Posts Tagged: outreach
The Kearney Agricultural Research and Extension Center will staff a booth at a blueberry, blackberry and strawberry tasting 8 a.m. to noon June 23 at the Bravo Lake Botanical Garden, 200 E. Naranjo Blvd. in Woodlake, Calif.
The event is hosted by UC Cooperative Extension in Tulare County, the UC small farm program, Woodlake Pride Inc., the California Blueberry Commission, the US Highbush Blueberry Council and the California Strawberry Commission.
Visitors to the Kearney booth can try blueberries, blackberries, plums, apricots, nectarines and peaches grown at the research facility. In addition, UC citrus from the Lindcove Research and Extension Center and the post harvest research program at Kearney will be offered.
Kearney staff will give participants recipes, healthy plate handouts, and information about how the IR-4 program at Kearney helps ensure that consumers have an abundant supply of eco-friendly, safe and affordable fresh produce, said Laura Van der Staay, Kearney Program and Facility Coordinator. IR-4 is federally funded research program that aims to secure registered uses of reduced-risk crop protection chemicals for specialty crop growers.
Cost of the tasting event is $5 for adults and $2 for children 6 to 10. Children under 5 are free.
Bravo Lake Botanical Garden is the first agricultural botanical garden in California. The facility includes a tropical garden, a citrus orchard, a grape vineyard, peach, plum and nectarine trees and several vegetable gardens. It also features a rose garden.
Nearly 2,000 third-graders visited the Fresno County fairgrounds March 23 to learn about the connection between the food they eat and their home county's No. 1 economic driver, agriculture.
Farm and Nutrition Day is sponsored by the Fresno County Farm Bureau and the Fresno Fair. UC Cooperative Extension in Fresno County has been involved since the event's inception in 2005; this was the first year for the UC Kearney Agricultural Research and Extension Center to bring an educational booth to the event.
KARE program and facility coordinator Laura Van Der Staay and her assistant Julie Sievert secured donations of lettuce seedlings, potting soil and pots to give to the children who visited the booth. In addition, Van Der Staay and Sievert used a felt board to teach the children about the benefits of eating right and exercise.
The first stop on country music artist Michael Peterson's whirlwind tour of San Joaquin Valley agriculture today was the Kearney Agricultural Research and Extension Center, where he enjoyed fresh fruit produced by local farmers and was introduced to the science behind the California agricultural industry's tremendous success.
Peterson was a member of 4-H as a youth in eastern Washington. That early exposure to agriculture, he said, may have planted the seed that developed into his current affinity for the farming industry.
Peterson brings a measure of celebrity to the effort to share the message about California agriculture.
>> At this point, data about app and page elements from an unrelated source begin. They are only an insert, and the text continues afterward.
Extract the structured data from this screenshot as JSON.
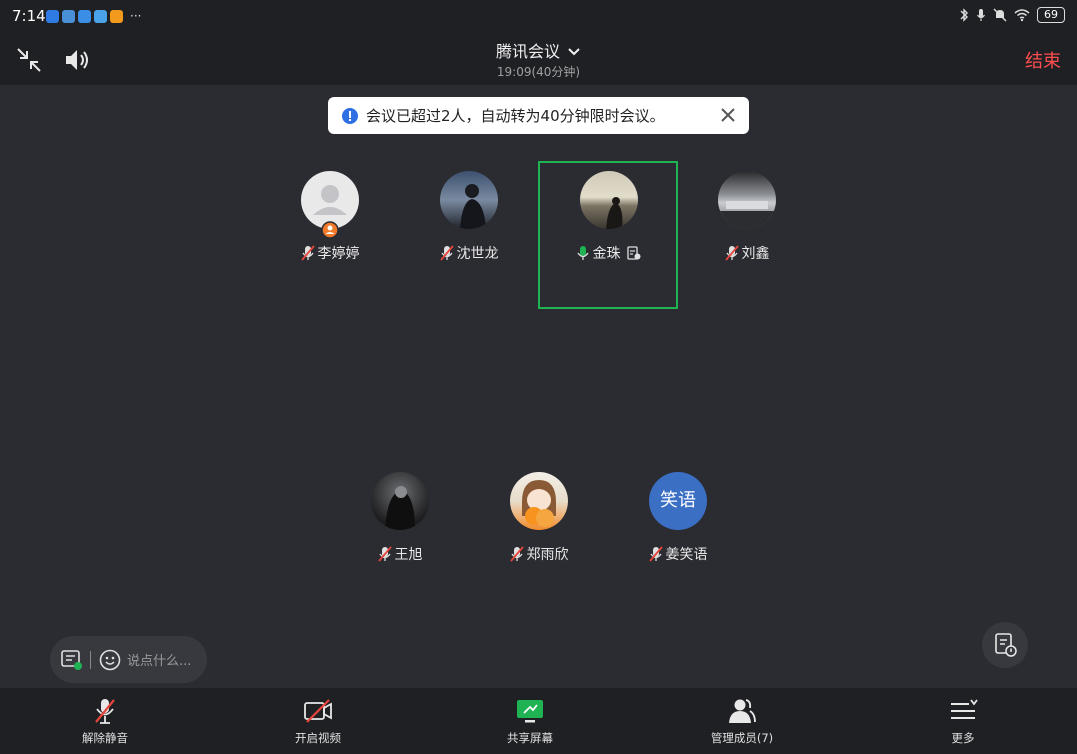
{
  "status_bar": {
    "time": "7:14",
    "more": "···",
    "battery": "69"
  },
  "header": {
    "title": "腾讯会议",
    "duration": "19:09(40分钟)",
    "end_label": "结束"
  },
  "notice": {
    "text": "会议已超过2人，自动转为40分钟限时会议。"
  },
  "participants": [
    {
      "name": "李婷婷",
      "avatar": "default-person",
      "mic": "muted",
      "host": true,
      "speaking": false
    },
    {
      "name": "沈世龙",
      "avatar": "photo",
      "mic": "muted",
      "speaking": false
    },
    {
      "name": "金珠",
      "avatar": "photo",
      "mic": "on",
      "speaking": true,
      "sharing_doc": true
    },
    {
      "name": "刘鑫",
      "avatar": "photo",
      "mic": "muted",
      "speaking": false
    },
    {
      "name": "王旭",
      "avatar": "photo",
      "mic": "muted",
      "speaking": false
    },
    {
      "name": "郑雨欣",
      "avatar": "photo",
      "mic": "muted",
      "speaking": false
    },
    {
      "name": "姜笑语",
      "avatar_text": "笑语",
      "mic": "muted",
      "speaking": false
    }
  ],
  "chat": {
    "placeholder": "说点什么..."
  },
  "toolbar": {
    "unmute_label": "解除静音",
    "video_label": "开启视频",
    "share_label": "共享屏幕",
    "members_label": "管理成员(7)",
    "more_label": "更多"
  },
  "colors": {
    "accent_green": "#1fb353",
    "end_red": "#ff4d4f",
    "mute_red": "#e8453c",
    "info_blue": "#2f6fe4"
  }
}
His country music debut album in 1997 produced four hit singles, “Drink, Swear, Steal and Lie," "From Here to Eternity," “Too Good To Be True” and “When the Bartender Cries.” He was named Top New Artist of 1997 by Billboard and Radio & Records and honored as Country Weekly's Male Newcomer and Gavin's Artist to Watch in 1998.
More recently, Peterson has been active in youth development and veterans' programs. He presents a school assembly called "Tag, You're It," which blends illusions, humor, interactive multi-media, audience participation and the power of the internet to help improve test scores and boost high school graduation rates. He has also traveled to Iraq several times to perform for the troops and is creating a music project for the Military Child Education Coalition.
Peterson said he was impressed by his visit to the Kearney Agricultural Research and Extension Center.
"I never thought about the science part, on this level, being so important in agriculture," he said. "Thank goodness y'all are here."
In the video above, Michael Peterson expresses esteem for California agricultural science. For a transcript of the video, please email email@example.com.
A group of eighth-graders from Riverview Elementary School in Reedley toured the UC Kearney Agricultural Research and Extension Center today for an introduction to agricultural science.
In Kearney's greenhouse facility, UC staff showed the students some of the pests farmers must manage - including leaf footed bug, navel orange worm and olive fruit fly - and explained research underway to help farmers control pests in ways that are effective and environmentally sound.